Eric Eriksmoen, a research Agronomist with North Central Research Extension Center says that the crop has done well.
"From what I`m looking at, soybeans look pretty nice. The soy bean research we have here at the station, the variety trials look fantastic actually, and have looked nice throughout the growing season”.
Ideal temperatures and timely rains during the flowering and pod stage of plant growth have lead to a quality crop. Growing condition were ideal for the soybean crop. The summer`s higher temperatures caused the plants to mature earlier than normal. Forty-two percent of fields had lower leaves turning yellow marking the end of their growth period, compare to the 12 percent yearly average at this time.
But the resiliency of the plant has spurred its use here in North Dakota.
“Consequently we`re seeing more soy bean production, and I think that will continue to grow,” added Eriksmoen.
Typical yearly averages are 30 to 40 bushels per acre, but here in northern North Dakota they are expected to be near 50 bushels per acre.
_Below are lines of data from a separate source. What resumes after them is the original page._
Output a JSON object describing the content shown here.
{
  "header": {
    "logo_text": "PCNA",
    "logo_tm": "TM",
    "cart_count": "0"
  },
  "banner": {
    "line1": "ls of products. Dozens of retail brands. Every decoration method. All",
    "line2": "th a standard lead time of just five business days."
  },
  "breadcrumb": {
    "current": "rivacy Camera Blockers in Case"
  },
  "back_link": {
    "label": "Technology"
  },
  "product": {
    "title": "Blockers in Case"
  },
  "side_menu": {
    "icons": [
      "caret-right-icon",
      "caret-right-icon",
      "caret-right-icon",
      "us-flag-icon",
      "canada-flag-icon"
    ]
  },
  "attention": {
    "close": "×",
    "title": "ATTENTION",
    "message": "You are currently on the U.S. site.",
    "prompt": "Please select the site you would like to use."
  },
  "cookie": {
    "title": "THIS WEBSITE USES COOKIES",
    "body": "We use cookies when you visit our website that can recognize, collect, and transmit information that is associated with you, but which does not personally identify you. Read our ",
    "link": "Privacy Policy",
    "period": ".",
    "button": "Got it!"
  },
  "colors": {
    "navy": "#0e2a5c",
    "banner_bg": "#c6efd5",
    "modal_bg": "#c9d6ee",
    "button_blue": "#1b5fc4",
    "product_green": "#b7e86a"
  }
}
The high yield only cements the fact that the soybean crop is a reliable one here in the state.
“We`re very capable of growing soybeans in this area, I think that it`s something that if a farmer hasn`t grown soy beans in the past, that it`s a viable crop,” Eriksmoen stated.
With genetic manipulation, strong disease resistance, and the ability to withstand high temperatures, soybeans are gaining popularity throughout North Dakota, and will continue to be a common crop for farmers in this state.
Northern North Dakota`s soybean crops are expected to be harvested in early October.